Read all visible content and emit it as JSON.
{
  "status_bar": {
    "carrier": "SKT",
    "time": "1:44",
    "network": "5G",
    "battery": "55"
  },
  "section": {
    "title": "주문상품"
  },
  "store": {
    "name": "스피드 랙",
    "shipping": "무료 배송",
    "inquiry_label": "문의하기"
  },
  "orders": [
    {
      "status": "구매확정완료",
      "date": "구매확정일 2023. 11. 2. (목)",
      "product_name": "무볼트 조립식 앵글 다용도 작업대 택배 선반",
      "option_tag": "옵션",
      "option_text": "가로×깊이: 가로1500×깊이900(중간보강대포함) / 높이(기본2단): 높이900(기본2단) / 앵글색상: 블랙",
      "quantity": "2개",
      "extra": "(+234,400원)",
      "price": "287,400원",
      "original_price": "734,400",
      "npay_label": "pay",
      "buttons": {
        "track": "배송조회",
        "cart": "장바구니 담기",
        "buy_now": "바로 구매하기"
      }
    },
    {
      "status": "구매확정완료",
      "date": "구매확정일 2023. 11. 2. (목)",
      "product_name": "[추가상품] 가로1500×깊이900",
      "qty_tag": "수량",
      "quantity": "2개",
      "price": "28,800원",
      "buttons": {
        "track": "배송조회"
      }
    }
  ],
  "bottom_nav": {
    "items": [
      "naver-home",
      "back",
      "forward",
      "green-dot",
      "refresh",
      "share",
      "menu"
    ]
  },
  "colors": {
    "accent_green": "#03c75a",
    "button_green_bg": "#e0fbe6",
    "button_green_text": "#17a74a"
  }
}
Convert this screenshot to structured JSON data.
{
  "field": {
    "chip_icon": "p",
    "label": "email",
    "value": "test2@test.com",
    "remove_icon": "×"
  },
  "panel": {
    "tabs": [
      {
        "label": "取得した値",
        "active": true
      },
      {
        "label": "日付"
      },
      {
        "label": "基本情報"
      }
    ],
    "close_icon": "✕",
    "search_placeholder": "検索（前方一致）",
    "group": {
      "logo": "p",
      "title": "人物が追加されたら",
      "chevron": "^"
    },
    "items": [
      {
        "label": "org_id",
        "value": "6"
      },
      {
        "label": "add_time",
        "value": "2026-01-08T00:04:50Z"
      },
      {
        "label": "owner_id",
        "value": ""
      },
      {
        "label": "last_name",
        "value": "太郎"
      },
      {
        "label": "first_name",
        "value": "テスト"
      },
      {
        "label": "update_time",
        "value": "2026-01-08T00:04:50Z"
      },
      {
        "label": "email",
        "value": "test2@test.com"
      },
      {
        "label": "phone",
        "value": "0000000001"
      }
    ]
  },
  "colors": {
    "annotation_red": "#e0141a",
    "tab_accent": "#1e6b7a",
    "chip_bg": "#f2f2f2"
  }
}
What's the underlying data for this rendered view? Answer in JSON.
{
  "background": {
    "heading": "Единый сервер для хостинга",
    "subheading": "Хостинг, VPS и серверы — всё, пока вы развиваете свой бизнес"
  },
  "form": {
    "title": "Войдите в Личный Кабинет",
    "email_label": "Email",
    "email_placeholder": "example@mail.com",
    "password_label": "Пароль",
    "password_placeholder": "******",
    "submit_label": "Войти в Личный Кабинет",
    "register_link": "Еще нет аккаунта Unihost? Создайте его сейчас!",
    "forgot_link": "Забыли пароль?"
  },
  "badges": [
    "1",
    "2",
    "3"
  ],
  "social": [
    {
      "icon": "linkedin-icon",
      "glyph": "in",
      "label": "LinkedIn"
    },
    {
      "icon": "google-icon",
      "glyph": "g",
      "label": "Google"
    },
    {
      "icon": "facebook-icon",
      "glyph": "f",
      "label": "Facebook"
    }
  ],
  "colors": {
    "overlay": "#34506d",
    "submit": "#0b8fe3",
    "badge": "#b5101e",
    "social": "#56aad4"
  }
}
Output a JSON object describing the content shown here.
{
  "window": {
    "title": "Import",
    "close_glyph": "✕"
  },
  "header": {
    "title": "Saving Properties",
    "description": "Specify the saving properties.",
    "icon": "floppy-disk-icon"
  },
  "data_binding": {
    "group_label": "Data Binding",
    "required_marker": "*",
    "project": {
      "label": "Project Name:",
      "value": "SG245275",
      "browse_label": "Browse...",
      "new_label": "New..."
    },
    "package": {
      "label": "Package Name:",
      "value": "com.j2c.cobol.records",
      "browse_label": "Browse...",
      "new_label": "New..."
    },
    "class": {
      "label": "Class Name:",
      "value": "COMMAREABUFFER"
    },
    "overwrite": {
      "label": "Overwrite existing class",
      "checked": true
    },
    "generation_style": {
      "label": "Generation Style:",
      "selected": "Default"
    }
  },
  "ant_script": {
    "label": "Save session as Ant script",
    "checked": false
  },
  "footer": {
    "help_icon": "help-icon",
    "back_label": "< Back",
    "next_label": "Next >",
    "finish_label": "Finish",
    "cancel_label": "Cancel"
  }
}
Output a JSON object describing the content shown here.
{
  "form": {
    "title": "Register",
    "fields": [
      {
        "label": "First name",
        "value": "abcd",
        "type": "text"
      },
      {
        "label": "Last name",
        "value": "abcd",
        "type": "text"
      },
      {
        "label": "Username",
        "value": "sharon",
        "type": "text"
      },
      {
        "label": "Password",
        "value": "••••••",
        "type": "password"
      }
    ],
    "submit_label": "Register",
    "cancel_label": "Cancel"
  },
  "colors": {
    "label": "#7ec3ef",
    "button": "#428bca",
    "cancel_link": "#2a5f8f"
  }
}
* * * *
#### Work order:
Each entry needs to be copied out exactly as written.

#### Task response:
Read all visible content and emit it as JSON.
{
  "status_bar": {
    "carrier": "SKT",
    "time": "1:44",
    "network": "5G",
    "battery": "55"
  },
  "section": {
    "title": "주문상품"
  },
  "store": {
    "name": "스피드 랙",
    "shipping": "무료 배송",
    "inquiry_label": "문의하기"
  },
  "orders": [
    {
      "status": "구매확정완료",
      "date": "구매확정일 2023. 11. 2. (목)",
      "product_name": "무볼트 조립식 앵글 다용도 작업대 택배 선반",
      "option_tag": "옵션",
      "option_text": "가로×깊이: 가로1500×깊이900(중간보강대포함) / 높이(기본2단): 높이900(기본2단) / 앵글색상: 블랙",
      "quantity": "2개",
      "extra": "(+234,400원)",
      "price": "287,400원",
      "original_price": "734,400",
      "npay_label": "pay",
      "buttons": {
        "track": "배송조회",
        "cart": "장바구니 담기",
        "buy_now": "바로 구매하기"
      }
    },
    {
      "status": "구매확정완료",
      "date": "구매확정일 2023. 11. 2. (목)",
      "product_name": "[추가상품] 가로1500×깊이900",
      "qty_tag": "수량",
      "quantity": "2개",
      "price": "28,800원",
      "buttons": {
        "track": "배송조회"
      }
    }
  ],
  "bottom_nav": {
    "items": [
      "naver-home",
      "back",
      "forward",
      "green-dot",
      "refresh",
      "share",
      "menu"
    ]
  },
  "colors": {
    "accent_green": "#03c75a",
    "button_green_bg": "#e0fbe6",
    "button_green_text": "#17a74a"
  }
}
Convert this screenshot to structured JSON data.
{
  "field": {
    "chip_icon": "p",
    "label": "email",
    "value": "test2@test.com",
    "remove_icon": "×"
  },
  "panel": {
    "tabs": [
      {
        "label": "取得した値",
        "active": true
      },
      {
        "label": "日付"
      },
      {
        "label": "基本情報"
      }
    ],
    "close_icon": "✕",
    "search_placeholder": "検索（前方一致）",
    "group": {
      "logo": "p",
      "title": "人物が追加されたら",
      "chevron": "^"
    },
    "items": [
      {
        "label": "org_id",
        "value": "6"
      },
      {
        "label": "add_time",
        "value": "2026-01-08T00:04:50Z"
      },
      {
        "label": "owner_id",
        "value": ""
      },
      {
        "label": "last_name",
        "value": "太郎"
      },
      {
        "label": "first_name",
        "value": "テスト"
      },
      {
        "label": "update_time",
        "value": "2026-01-08T00:04:50Z"
      },
      {
        "label": "email",
        "value": "test2@test.com"
      },
      {
        "label": "phone",
        "value": "0000000001"
      }
    ]
  },
  "colors": {
    "annotation_red": "#e0141a",
    "tab_accent": "#1e6b7a",
    "chip_bg": "#f2f2f2"
  }
}
What's the underlying data for this rendered view? Answer in JSON.
{
  "background": {
    "heading": "Единый сервер для хостинга",
    "subheading": "Хостинг, VPS и серверы — всё, пока вы развиваете свой бизнес"
  },
  "form": {
    "title": "Войдите в Личный Кабинет",
    "email_label": "Email",
    "email_placeholder": "example@mail.com",
    "password_label": "Пароль",
    "password_placeholder": "******",
    "submit_label": "Войти в Личный Кабинет",
    "register_link": "Еще нет аккаунта Unihost? Создайте его сейчас!",
    "forgot_link": "Забыли пароль?"
  },
  "badges": [
    "1",
    "2",
    "3"
  ],
  "social": [
    {
      "icon": "linkedin-icon",
      "glyph": "in",
      "label": "LinkedIn"
    },
    {
      "icon": "google-icon",
      "glyph": "g",
      "label": "Google"
    },
    {
      "icon": "facebook-icon",
      "glyph": "f",
      "label": "Facebook"
    }
  ],
  "colors": {
    "overlay": "#34506d",
    "submit": "#0b8fe3",
    "badge": "#b5101e",
    "social": "#56aad4"
  }
}
Output a JSON object describing the content shown here.
{
  "window": {
    "title": "Import",
    "close_glyph": "✕"
  },
  "header": {
    "title": "Saving Properties",
    "description": "Specify the saving properties.",
    "icon": "floppy-disk-icon"
  },
  "data_binding": {
    "group_label": "Data Binding",
    "required_marker": "*",
    "project": {
      "label": "Project Name:",
      "value": "SG245275",
      "browse_label": "Browse...",
      "new_label": "New..."
    },
    "package": {
      "label": "Package Name:",
      "value": "com.j2c.cobol.records",
      "browse_label": "Browse...",
      "new_label": "New..."
    },
    "class": {
      "label": "Class Name:",
      "value": "COMMAREABUFFER"
    },
    "overwrite": {
      "label": "Overwrite existing class",
      "checked": true
    },
    "generation_style": {
      "label": "Generation Style:",
      "selected": "Default"
    }
  },
  "ant_script": {
    "label": "Save session as Ant script",
    "checked": false
  },
  "footer": {
    "help_icon": "help-icon",
    "back_label": "< Back",
    "next_label": "Next >",
    "finish_label": "Finish",
    "cancel_label": "Cancel"
  }
}
Output a JSON object describing the content shown here.
{
  "form": {
    "title": "Register",
    "fields": [
      {
        "label": "First name",
        "value": "abcd",
        "type": "text"
      },
      {
        "label": "Last name",
        "value": "abcd",
        "type": "text"
      },
      {
        "label": "Username",
        "value": "sharon",
        "type": "text"
      },
      {
        "label": "Password",
        "value": "••••••",
        "type": "password"
      }
    ],
    "submit_label": "Register",
    "cancel_label": "Cancel"
  },
  "colors": {
    "label": "#7ec3ef",
    "button": "#428bca",
    "cancel_link": "#2a5f8f"
  }
}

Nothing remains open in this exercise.